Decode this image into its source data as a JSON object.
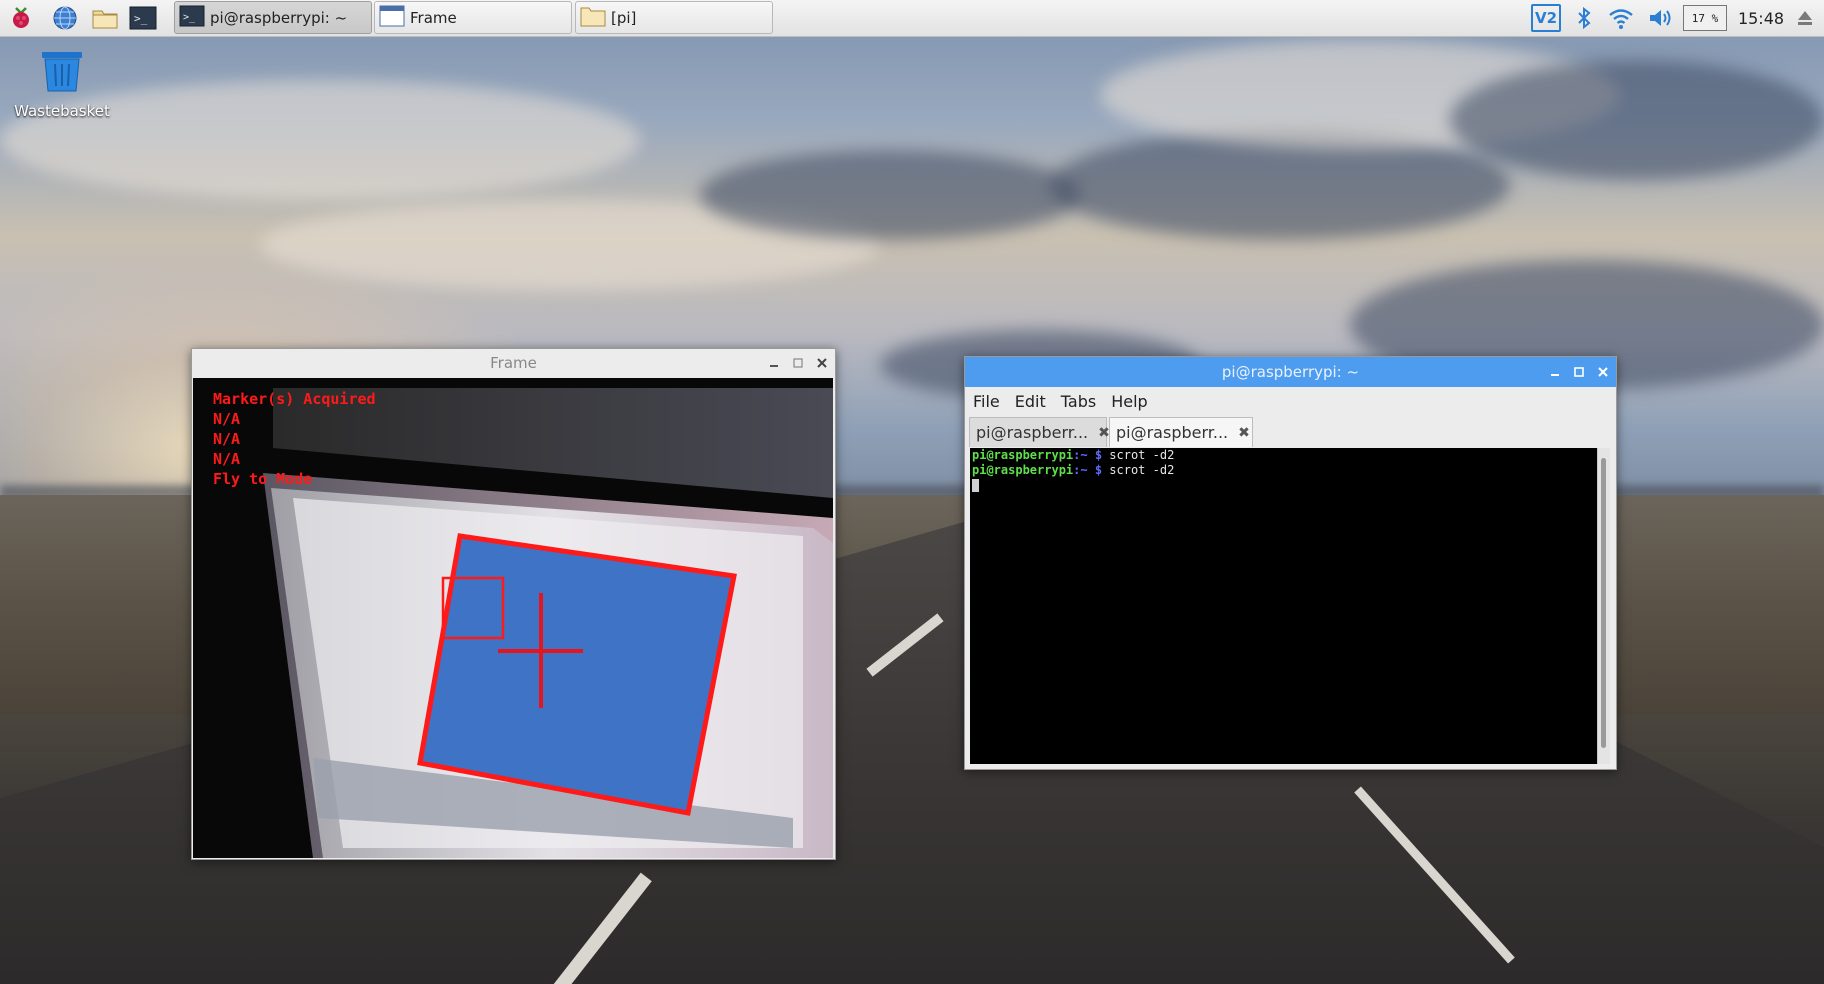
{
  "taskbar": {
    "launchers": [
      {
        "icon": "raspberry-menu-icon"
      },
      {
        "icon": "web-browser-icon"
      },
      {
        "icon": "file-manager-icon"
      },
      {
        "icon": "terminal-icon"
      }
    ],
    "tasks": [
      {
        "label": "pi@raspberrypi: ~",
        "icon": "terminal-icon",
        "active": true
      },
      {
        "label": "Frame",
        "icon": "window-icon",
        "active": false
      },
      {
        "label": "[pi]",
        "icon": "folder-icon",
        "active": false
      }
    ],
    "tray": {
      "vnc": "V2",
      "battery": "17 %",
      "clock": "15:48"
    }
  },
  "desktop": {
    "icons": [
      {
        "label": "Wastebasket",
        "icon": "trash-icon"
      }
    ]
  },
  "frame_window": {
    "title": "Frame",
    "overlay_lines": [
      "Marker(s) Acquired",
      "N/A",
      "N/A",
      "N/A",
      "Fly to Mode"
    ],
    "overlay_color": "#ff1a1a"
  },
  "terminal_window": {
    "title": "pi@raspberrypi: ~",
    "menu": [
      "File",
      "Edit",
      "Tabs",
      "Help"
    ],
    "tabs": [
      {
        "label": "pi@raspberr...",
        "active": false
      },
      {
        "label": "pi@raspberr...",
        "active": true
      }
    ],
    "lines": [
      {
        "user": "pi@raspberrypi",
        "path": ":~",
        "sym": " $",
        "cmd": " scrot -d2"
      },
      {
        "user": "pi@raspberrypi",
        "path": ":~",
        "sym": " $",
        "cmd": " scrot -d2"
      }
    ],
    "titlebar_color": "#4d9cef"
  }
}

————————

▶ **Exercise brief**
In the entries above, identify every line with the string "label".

▶ **Response box**
        "label": "pi@raspberrypi: ~",
        "label": "Frame",
        "label": "[pi]",
        "label": "Wastebasket",
        "label": "pi@raspberr...",
        "label": "pi@raspberr...",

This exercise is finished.